"Lerner! Get the fuck out of your J-Cat costume! A new fish like you is gonna get eaten in the joint anyway--no need to advertise you been locked down with the nutcases." At that moment I had no idea what a huge favor the cop was doing for me. A fish with a "J-Cat jacket" in the joint does not inspire much respect on the yard.

I'm out of the paper J-Cat suit and into the orange jumpsuit in seconds. property of the las vegas county jail is inscribed in black letters on the back. Like somebody would actually want to steal one of these things?

The deputy stands at the cell door, smoking an unfiltered cigarette, watching me dress. I haven't had a cigarette since being taken into custody, and I suddenly want one more than anything, except maybe some bacon and eggs and an English muffin dripping warm with butter. I have always suspected that high cholesterol is one of those made-up medical scares designed to keep us from life's small pleasures.

"Deputy, can I have a cigarette?" With the enhanced status conferred by the cloth jumpsuit, I can feel the old confidence surging through me. The deputy, who looks like he started shaving this morning, removes a Camel from the pack, hands it to me.

"Sure, why not? By tonight in the joint, you'll probably be married to the convict with the most cigarettes."

"Thanks, Deputy, but I hope to remain celibate in prison." This witticism provokes a puzzled scowl from the cop as he nevertheless lights my cigarette.

"Celebrate?

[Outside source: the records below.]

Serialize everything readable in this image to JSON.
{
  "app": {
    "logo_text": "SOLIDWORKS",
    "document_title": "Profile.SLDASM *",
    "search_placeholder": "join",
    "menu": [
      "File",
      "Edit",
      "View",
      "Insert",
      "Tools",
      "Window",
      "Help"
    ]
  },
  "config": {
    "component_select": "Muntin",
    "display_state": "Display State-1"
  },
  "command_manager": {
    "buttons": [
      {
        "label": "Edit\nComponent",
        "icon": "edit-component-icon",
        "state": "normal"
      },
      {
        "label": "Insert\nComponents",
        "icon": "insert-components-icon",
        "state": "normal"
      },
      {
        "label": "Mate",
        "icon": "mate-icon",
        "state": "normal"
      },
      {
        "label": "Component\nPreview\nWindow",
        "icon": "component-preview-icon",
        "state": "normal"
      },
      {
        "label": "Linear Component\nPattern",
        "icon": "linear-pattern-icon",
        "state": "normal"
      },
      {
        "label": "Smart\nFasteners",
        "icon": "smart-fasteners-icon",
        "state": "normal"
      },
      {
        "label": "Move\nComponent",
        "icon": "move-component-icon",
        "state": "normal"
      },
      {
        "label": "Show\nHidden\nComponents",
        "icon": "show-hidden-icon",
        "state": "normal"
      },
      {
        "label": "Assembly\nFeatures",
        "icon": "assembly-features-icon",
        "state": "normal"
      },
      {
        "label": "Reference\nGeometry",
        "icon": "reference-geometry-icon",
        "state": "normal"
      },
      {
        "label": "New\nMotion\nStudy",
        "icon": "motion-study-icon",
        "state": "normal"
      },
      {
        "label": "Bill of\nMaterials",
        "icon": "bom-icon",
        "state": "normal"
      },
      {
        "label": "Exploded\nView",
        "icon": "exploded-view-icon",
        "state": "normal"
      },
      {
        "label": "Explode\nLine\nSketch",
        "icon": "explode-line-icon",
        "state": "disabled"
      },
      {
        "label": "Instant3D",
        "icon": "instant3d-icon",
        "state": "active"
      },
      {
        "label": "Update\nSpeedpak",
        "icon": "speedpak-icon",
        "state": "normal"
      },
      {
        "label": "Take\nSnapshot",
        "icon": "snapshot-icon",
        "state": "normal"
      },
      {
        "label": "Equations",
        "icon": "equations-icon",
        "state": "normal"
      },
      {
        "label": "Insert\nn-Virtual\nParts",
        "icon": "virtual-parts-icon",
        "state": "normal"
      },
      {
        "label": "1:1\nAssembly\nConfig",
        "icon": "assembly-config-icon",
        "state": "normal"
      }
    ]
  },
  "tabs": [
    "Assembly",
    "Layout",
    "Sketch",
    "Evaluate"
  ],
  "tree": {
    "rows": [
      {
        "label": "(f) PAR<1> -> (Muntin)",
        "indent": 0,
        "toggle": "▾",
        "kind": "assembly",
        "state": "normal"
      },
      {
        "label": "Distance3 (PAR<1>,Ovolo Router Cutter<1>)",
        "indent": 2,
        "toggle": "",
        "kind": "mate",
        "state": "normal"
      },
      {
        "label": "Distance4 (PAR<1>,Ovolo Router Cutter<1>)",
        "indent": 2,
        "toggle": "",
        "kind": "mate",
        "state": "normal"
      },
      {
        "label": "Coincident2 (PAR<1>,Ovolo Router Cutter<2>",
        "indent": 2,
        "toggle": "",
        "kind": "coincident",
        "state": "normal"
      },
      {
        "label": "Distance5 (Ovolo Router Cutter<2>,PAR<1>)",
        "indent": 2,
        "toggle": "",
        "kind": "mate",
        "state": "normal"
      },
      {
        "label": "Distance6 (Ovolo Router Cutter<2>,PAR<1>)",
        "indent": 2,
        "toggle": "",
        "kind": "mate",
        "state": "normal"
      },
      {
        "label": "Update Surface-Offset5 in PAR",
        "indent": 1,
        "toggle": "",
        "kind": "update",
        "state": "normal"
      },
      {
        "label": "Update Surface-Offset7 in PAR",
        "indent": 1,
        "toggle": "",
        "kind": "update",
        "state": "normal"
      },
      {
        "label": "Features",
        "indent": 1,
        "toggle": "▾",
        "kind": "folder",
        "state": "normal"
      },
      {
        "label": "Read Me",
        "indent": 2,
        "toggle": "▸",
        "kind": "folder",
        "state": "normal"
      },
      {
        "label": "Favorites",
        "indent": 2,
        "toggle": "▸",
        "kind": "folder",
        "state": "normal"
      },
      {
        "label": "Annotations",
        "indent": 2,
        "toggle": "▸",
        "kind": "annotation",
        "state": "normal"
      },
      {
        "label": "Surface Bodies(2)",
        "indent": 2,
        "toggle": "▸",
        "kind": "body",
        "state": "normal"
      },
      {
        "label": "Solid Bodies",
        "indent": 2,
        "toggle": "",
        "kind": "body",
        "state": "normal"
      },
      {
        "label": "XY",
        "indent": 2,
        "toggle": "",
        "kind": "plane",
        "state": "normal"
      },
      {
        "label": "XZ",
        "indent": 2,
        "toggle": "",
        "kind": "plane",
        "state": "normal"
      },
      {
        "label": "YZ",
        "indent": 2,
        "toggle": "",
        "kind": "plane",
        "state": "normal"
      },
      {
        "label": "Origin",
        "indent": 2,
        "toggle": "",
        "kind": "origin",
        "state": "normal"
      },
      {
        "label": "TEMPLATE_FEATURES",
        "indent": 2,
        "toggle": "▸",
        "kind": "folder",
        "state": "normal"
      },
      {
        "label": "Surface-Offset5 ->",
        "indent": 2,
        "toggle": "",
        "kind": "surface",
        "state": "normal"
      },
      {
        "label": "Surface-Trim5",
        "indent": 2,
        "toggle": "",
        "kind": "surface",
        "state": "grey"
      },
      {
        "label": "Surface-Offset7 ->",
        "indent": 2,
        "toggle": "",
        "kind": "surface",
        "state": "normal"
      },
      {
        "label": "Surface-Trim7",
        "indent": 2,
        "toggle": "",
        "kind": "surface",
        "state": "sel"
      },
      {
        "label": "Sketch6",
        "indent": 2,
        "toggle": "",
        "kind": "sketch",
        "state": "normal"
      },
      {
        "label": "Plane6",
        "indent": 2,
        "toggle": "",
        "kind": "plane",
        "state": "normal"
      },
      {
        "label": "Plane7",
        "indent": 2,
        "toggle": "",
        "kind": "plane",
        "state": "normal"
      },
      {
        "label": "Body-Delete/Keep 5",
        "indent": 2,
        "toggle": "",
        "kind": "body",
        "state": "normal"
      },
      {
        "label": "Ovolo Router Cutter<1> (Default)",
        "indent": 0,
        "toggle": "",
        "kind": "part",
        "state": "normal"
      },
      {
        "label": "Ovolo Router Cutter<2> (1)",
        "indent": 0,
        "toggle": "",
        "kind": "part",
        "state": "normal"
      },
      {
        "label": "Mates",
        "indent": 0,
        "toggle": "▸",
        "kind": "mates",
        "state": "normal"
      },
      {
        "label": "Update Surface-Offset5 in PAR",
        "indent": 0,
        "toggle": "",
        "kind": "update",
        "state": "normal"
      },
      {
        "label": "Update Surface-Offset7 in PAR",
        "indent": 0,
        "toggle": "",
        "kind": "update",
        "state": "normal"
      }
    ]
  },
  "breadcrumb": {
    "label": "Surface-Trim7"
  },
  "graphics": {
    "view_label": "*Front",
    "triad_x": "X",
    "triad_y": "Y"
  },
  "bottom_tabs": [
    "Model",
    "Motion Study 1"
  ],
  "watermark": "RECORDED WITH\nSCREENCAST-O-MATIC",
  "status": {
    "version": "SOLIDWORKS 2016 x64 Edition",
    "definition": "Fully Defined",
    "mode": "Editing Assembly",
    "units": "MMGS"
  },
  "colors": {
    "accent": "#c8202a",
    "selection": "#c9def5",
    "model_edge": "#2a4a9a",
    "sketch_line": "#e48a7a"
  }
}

Ha! A skinny fish like you, never been down, never even been arrested before, fuck!--the cons in the joint will be celebrating around your asshole. Now roll it up!"


From the Hardcover edition.